for flight training---they used to go [to Pensacola] from a cold
start. We wanted to give them a leg up, get them some experience,
so we formed the flying club. Even from the beginning we had qualified
The Academy agreed to sponsor the club and, says Linnekin, "the
first airplanes were a couple of trainers built by Grumman Aircraft.
Our host was Friendship Flying Service, where we rented ramp space
and bought fuel. On some Saturdays we might have a car running
back and forth [from the Naval Academy] to Friendship. But," says
Linnekin, "the handwriting was on the wall that the south ramp
operation was going to be shut (a casualty of the long range expansion
plans for BWI Airport), so we approached the Fort Meade Flying
Club (FMFC). After sometimes delicate negotiations, the FMFC agreed
to share their Tipton Field spaces with the NAFC.
"Later, when the Academy withdrew its sponsorship," says Linnekin,
"the club...was picked up by NAVAIRSYSCOM [Naval Air System Command]."
Meanwhile, the Army had been having increasing difficulty keeping
Tipton Field as an active Army air field and, eventually, both
clubs moved into the present space at Lee Airport in Edgewater.
"We built these spaces," says Linnekin. "We co-existed.
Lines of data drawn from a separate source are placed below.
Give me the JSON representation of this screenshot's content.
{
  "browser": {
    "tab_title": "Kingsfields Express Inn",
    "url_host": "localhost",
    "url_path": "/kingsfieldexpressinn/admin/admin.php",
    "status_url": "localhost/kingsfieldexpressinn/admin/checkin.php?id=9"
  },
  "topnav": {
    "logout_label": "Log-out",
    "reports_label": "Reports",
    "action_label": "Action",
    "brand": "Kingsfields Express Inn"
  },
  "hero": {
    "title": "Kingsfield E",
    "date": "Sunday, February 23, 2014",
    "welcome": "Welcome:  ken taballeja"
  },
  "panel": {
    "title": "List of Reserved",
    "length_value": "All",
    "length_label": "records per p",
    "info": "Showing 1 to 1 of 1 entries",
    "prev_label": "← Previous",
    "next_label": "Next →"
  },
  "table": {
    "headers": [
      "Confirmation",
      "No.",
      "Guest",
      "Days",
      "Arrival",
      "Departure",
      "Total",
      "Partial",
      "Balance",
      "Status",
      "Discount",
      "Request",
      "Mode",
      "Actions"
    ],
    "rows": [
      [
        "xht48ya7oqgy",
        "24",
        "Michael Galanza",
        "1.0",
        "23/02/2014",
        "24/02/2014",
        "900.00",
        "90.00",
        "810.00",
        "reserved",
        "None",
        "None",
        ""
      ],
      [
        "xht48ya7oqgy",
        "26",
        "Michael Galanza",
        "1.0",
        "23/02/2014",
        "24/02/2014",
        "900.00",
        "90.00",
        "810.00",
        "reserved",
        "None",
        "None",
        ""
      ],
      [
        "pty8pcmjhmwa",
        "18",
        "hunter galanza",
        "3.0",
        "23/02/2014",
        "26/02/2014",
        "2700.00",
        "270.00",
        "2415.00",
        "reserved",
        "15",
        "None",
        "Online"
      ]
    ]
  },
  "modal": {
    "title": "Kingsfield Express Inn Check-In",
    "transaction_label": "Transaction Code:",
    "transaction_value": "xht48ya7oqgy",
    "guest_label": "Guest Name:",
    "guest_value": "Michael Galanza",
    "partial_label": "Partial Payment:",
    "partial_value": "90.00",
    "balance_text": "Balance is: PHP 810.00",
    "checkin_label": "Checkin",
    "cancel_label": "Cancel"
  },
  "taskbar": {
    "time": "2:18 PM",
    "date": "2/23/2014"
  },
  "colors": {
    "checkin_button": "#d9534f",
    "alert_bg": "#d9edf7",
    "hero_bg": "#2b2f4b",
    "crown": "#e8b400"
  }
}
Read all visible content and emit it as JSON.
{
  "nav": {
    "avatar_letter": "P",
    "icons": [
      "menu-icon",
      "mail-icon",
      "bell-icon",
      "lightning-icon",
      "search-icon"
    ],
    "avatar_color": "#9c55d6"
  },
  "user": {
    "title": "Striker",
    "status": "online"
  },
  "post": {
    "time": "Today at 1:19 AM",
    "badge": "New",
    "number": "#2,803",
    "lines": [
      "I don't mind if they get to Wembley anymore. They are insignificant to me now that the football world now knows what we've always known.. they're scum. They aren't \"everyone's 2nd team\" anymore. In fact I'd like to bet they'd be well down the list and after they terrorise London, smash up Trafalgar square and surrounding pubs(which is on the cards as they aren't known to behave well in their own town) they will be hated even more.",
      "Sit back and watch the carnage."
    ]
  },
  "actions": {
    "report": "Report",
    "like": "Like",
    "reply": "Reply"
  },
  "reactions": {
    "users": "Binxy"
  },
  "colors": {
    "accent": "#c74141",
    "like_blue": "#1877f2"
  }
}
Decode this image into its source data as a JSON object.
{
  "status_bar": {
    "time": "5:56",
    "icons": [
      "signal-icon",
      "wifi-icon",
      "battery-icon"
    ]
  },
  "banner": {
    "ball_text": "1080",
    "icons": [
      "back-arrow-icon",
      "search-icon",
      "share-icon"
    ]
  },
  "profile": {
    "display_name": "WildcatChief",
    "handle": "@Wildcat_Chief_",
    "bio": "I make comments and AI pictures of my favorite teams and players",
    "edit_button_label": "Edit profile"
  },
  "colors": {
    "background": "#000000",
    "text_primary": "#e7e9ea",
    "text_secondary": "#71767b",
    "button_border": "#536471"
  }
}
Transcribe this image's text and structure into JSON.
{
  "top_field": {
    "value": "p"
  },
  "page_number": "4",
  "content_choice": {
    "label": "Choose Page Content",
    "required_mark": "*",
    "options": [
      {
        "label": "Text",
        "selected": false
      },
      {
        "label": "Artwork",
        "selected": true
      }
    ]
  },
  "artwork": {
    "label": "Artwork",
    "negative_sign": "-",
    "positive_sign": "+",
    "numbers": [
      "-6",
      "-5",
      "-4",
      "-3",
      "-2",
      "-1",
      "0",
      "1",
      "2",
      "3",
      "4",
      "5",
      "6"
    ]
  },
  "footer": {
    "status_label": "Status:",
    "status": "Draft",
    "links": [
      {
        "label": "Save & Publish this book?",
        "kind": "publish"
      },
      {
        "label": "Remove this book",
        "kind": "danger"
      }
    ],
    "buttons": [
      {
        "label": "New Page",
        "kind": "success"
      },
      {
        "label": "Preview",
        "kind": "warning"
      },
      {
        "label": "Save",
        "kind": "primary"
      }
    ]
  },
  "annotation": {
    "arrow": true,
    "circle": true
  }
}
We reported
to different services, but we worked well together." When their
NAVAIRSYSCOM sponsor moved to Pax River, the flying club went
back to the Naval Academy for sponsorship. In the end, it was
picked up by the Naval Station Annapolis. And, most recently,
"when the Naval Station Annapolis pulled the plug," says Linnekin,
"Frank [Kennedy] and Jenny [Wong, now club president] formed the
present private/commercial outfit, Navy Annapolis Flight Center."
Wong is also a former student of Kennedy's. She says that flying
is something she had always wanted to do and started flying with
Kennedy in 1997. "He's been pushing me [ever since]," says Wong,
"encouraging me to go to my next advanced rating." So Wong got
her private license, then her instrument rating, her commercial
license, and her flight instructor's license.
Kennedy's passion for flying is contagious, and Wong, along with
Kennedy and the others, teaches the midshipmen as well. Over the
years, the flight center has had as few as 25 mids. There are
now approximately 100 midshipmen attending as students of the
Former student of the Navy Annapolis Flight Center, Ens. Armerine
said his goodbyes and was about to hit the road. Excited about
the future but reluctant to leave, he says, "They made me fly
more hours here. When I get to Pensacola, I'll have the best base
to fly off of---I'll be better at 100 hours than someone else's
But what Wong says makes her happiest is to get the phone call
from Pensacola from a former student who, referring to the F/A-18
or F-14 Tomcats, exclaims, "Hey, I just got jets!"
not wearing one of her hats for Inside Annapolis Magazine,
Carolyn Lee can be found paddling her kayak or working in